  • Discounts for bundling more than one car, or multiple policies (home, renters)
  • Discounts for keeping your car in storage
  • Discounts for anti-theft devices
  • New car discounts
  • App-based or usage-based insurance discounts
  • Military, union, or other job-related discounts

If your situation changes during the year and you’re now eligible for a potential discount, call your agent to see if they can apply it; for example, now you’re a good student with straight As—and you weren’t before.

How to Get Car Insurance

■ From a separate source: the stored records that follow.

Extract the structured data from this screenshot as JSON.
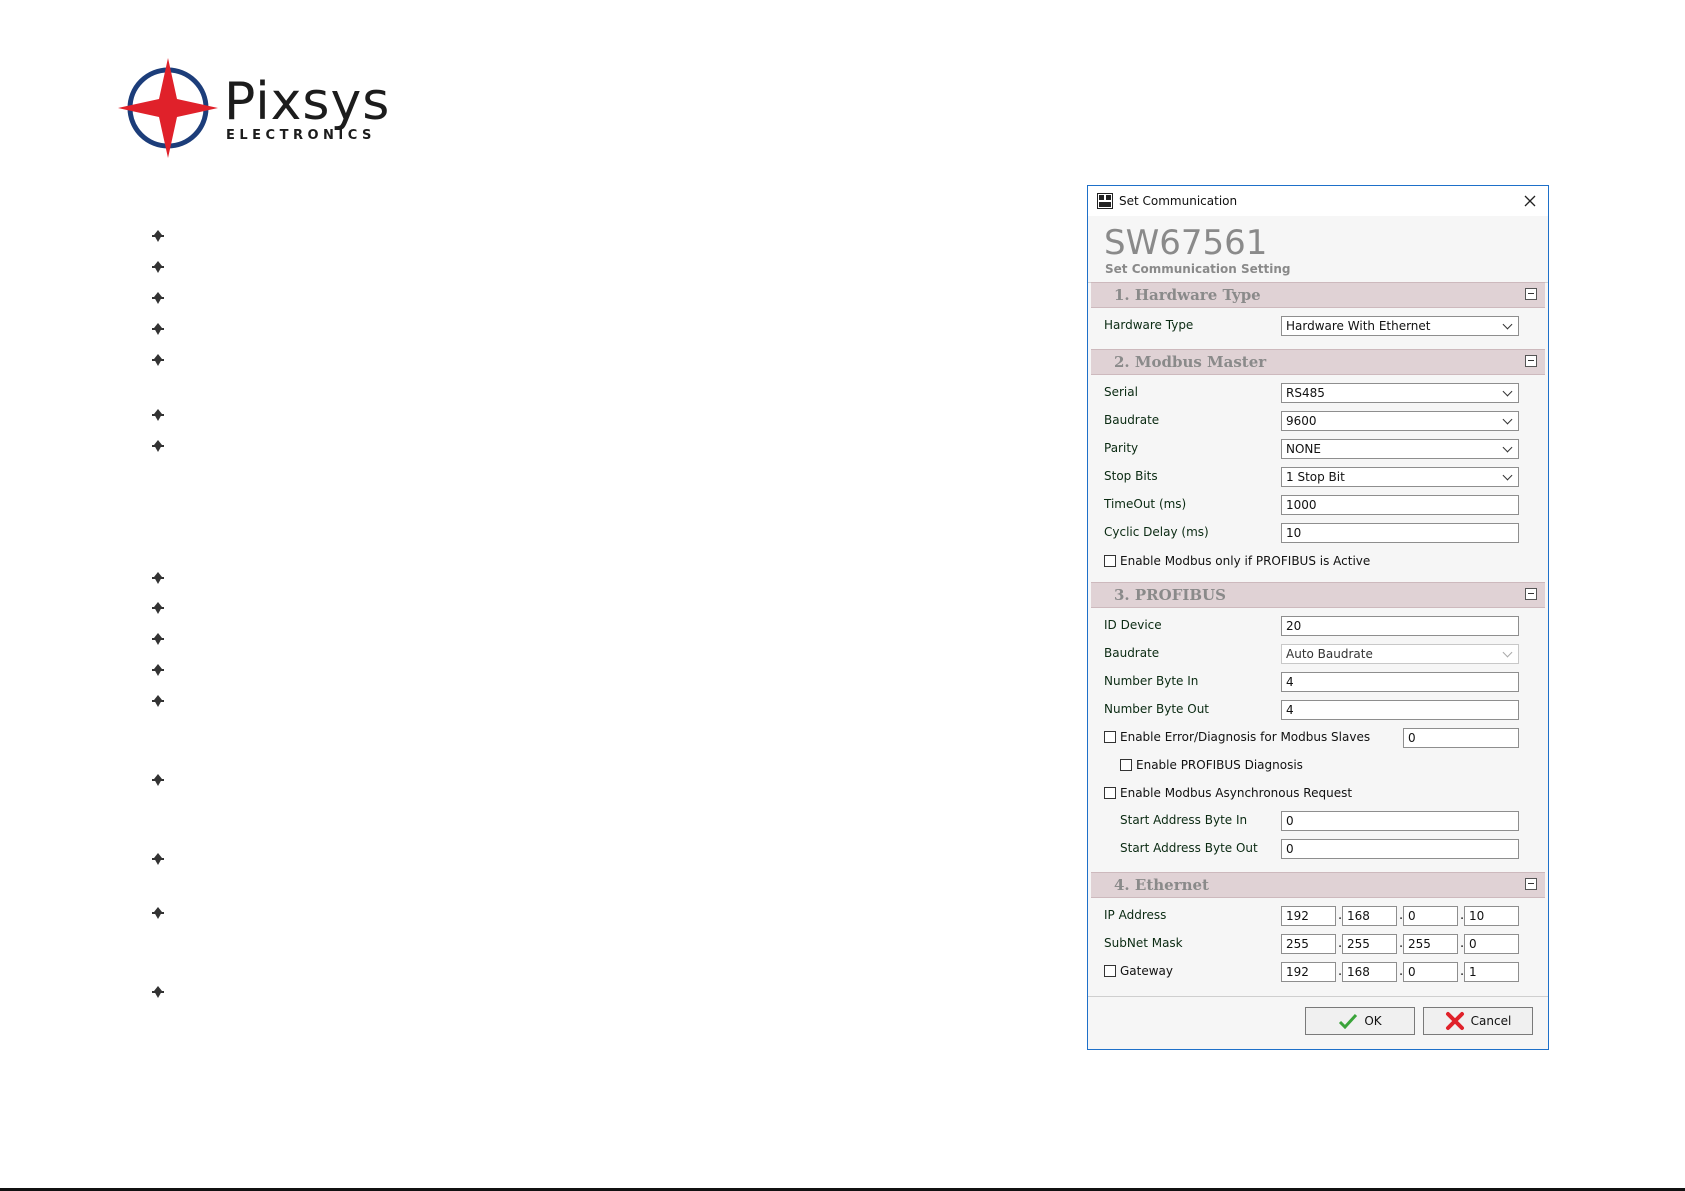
{
  "logo": {
    "brand": "Pixsys",
    "sub": "ELECTRONICS"
  },
  "colors": {
    "logo_red": "#e0212a",
    "logo_navy": "#1c3d7a",
    "section_bg": "#e0d2d5",
    "window_border": "#1e70c9"
  },
  "window": {
    "title": "Set Communication",
    "product": "SW67561",
    "subtitle": "Set Communication Setting",
    "sections": {
      "hardware": {
        "title": "1. Hardware Type"
      },
      "modbus": {
        "title": "2. Modbus Master"
      },
      "profibus": {
        "title": "3. PROFIBUS"
      },
      "ethernet": {
        "title": "4. Ethernet"
      }
    },
    "hardware_type": {
      "label": "Hardware Type",
      "value": "Hardware With Ethernet"
    },
    "modbus": {
      "serial": {
        "label": "Serial",
        "value": "RS485"
      },
      "baudrate": {
        "label": "Baudrate",
        "value": "9600"
      },
      "parity": {
        "label": "Parity",
        "value": "NONE"
      },
      "stop_bits": {
        "label": "Stop Bits",
        "value": "1 Stop Bit"
      },
      "timeout": {
        "label": "TimeOut (ms)",
        "value": "1000"
      },
      "cyclic_delay": {
        "label": "Cyclic Delay (ms)",
        "value": "10"
      },
      "enable_only_if_active": {
        "label": "Enable Modbus only if PROFIBUS is Active"
      }
    },
    "profibus": {
      "id_device": {
        "label": "ID Device",
        "value": "20"
      },
      "baudrate": {
        "label": "Baudrate",
        "value": "Auto Baudrate"
      },
      "num_byte_in": {
        "label": "Number Byte In",
        "value": "4"
      },
      "num_byte_out": {
        "label": "Number Byte Out",
        "value": "4"
      },
      "enable_error_diag": {
        "label": "Enable Error/Diagnosis for Modbus Slaves",
        "value": "0"
      },
      "enable_profibus_diag": {
        "label": "Enable PROFIBUS Diagnosis"
      },
      "enable_async": {
        "label": "Enable Modbus Asynchronous Request"
      },
      "start_addr_in": {
        "label": "Start Address Byte In",
        "value": "0"
      },
      "start_addr_out": {
        "label": "Start Address Byte Out",
        "value": "0"
      }
    },
    "ethernet": {
      "ip": {
        "label": "IP Address",
        "octets": [
          "192",
          "168",
          "0",
          "10"
        ]
      },
      "subnet": {
        "label": "SubNet Mask",
        "octets": [
          "255",
          "255",
          "255",
          "0"
        ]
      },
      "gateway": {
        "label": "Gateway",
        "octets": [
          "192",
          "168",
          "0",
          "1"
        ]
      }
    },
    "buttons": {
      "ok": "OK",
      "cancel": "Cancel"
    }
  }
}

First, you’ll get a quote (or estimate) by providing an insurance company, independent agent, or broker with the necessary information about your car, including the make, model, and year, and your personal information. You can usually get several auto insurance quotes in a few minutes, and in most cases, get a policy issued right away or on the same day. Most insurance company websites can provide an online quote.


Before buying a new or used car, check with various insurance agents to get quotes. Some used vehicles are almost uninsurable due to expensive parts or the likelihood of theft.

The insurance price is locked in for a set time period (term). When the policy renews, the price may change again if there have been changes. If you choose to change insurance companies partially through the period for a lower rate elsewhere, you may receive a refund and face penalties.

Key Takeaways

  • Car insurance is a requirement for driving a car in the U.S.
  • There are a variety of insurance options.
  • Requirements for car insurance vary by state.
  • The cost of car insurance varies by insurer, so shop around for the best price.
  • Higher deductibles can save you 40% or more on car insurance.
Was this page helpful?
The Balance uses only high-quality sources, including peer-reviewed studies, to support the facts within our articles. Read our editorial process to learn more about how we fact-check and keep our content accurate, reliable, and trustworthy.
  1. NHTSA. "National Statistics."

  2. Insurance Information Institute. "Five Insurance Mistakes to Avoid... and Still Save Money."

Related Articles